**EXERCISE OBJECTIVE:** Apart from any images, the entries are to be output exactly.

((

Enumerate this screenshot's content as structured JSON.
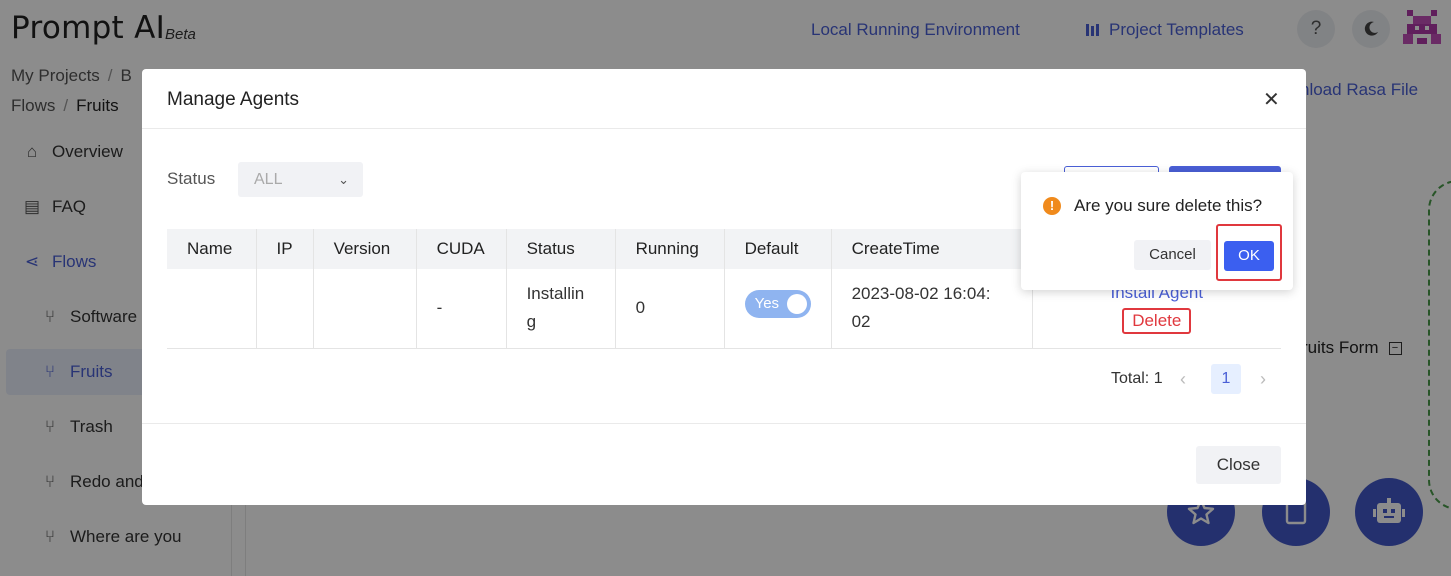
{
  "app": {
    "name": "Prompt AI",
    "badge": "Beta"
  },
  "topnav": {
    "local_env": "Local Running Environment",
    "templates": "Project Templates",
    "help_icon": "question-icon",
    "theme_icon": "moon-icon"
  },
  "breadcrumb": {
    "root": "My Projects",
    "project": "B",
    "section": "Flows",
    "current": "Fruits"
  },
  "sidebar": {
    "items": [
      {
        "label": "Overview",
        "icon": "home-icon"
      },
      {
        "label": "FAQ",
        "icon": "book-icon"
      },
      {
        "label": "Flows",
        "icon": "flow-icon"
      },
      {
        "label": "Software",
        "icon": "branch-icon"
      },
      {
        "label": "Fruits",
        "icon": "branch-icon"
      },
      {
        "label": "Trash",
        "icon": "branch-icon"
      },
      {
        "label": "Redo and",
        "icon": "branch-icon"
      },
      {
        "label": "Where are you",
        "icon": "branch-icon"
      }
    ]
  },
  "canvas": {
    "download_link": "nload Rasa File",
    "node_label": "ruits Form",
    "colors": {
      "fab": "#4358c9",
      "dashed": "#4a9c4a"
    }
  },
  "modal": {
    "title": "Manage Agents",
    "filter": {
      "label": "Status",
      "value": "ALL"
    },
    "table": {
      "headers": [
        "Name",
        "IP",
        "Version",
        "CUDA",
        "Status",
        "Running",
        "Default",
        "CreateTime",
        ""
      ],
      "rows": [
        {
          "name": "",
          "ip": "",
          "version": "",
          "cuda": "-",
          "status_line1": "Installin",
          "status_line2": "g",
          "running": "0",
          "default_label": "Yes",
          "create_line1": "2023-08-02 16:04:",
          "create_line2": "02",
          "action_install": "Install Agent",
          "action_delete": "Delete"
        }
      ]
    },
    "pagination": {
      "total_label": "Total: 1",
      "current_page": "1"
    },
    "close_label": "Close"
  },
  "popconfirm": {
    "message": "Are you sure delete this?",
    "cancel": "Cancel",
    "ok": "OK"
  }
}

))

**RESPONSE TO THE TASK:**
Enumerate this screenshot's content as structured JSON.
{
  "app": {
    "name": "Prompt AI",
    "badge": "Beta"
  },
  "topnav": {
    "local_env": "Local Running Environment",
    "templates": "Project Templates",
    "help_icon": "question-icon",
    "theme_icon": "moon-icon"
  },
  "breadcrumb": {
    "root": "My Projects",
    "project": "B",
    "section": "Flows",
    "current": "Fruits"
  },
  "sidebar": {
    "items": [
      {
        "label": "Overview",
        "icon": "home-icon"
      },
      {
        "label": "FAQ",
        "icon": "book-icon"
      },
      {
        "label": "Flows",
        "icon": "flow-icon"
      },
      {
        "label": "Software",
        "icon": "branch-icon"
      },
      {
        "label": "Fruits",
        "icon": "branch-icon"
      },
      {
        "label": "Trash",
        "icon": "branch-icon"
      },
      {
        "label": "Redo and",
        "icon": "branch-icon"
      },
      {
        "label": "Where are you",
        "icon": "branch-icon"
      }
    ]
  },
  "canvas": {
    "download_link": "nload Rasa File",
    "node_label": "ruits Form",
    "colors": {
      "fab": "#4358c9",
      "dashed": "#4a9c4a"
    }
  },
  "modal": {
    "title": "Manage Agents",
    "filter": {
      "label": "Status",
      "value": "ALL"
    },
    "table": {
      "headers": [
        "Name",
        "IP",
        "Version",
        "CUDA",
        "Status",
        "Running",
        "Default",
        "CreateTime",
        ""
      ],
      "rows": [
        {
          "name": "",
          "ip": "",
          "version": "",
          "cuda": "-",
          "status_line1": "Installin",
          "status_line2": "g",
          "running": "0",
          "default_label": "Yes",
          "create_line1": "2023-08-02 16:04:",
          "create_line2": "02",
          "action_install": "Install Agent",
          "action_delete": "Delete"
        }
      ]
    },
    "pagination": {
      "total_label": "Total: 1",
      "current_page": "1"
    },
    "close_label": "Close"
  },
  "popconfirm": {
    "message": "Are you sure delete this?",
    "cancel": "Cancel",
    "ok": "OK"
  }
}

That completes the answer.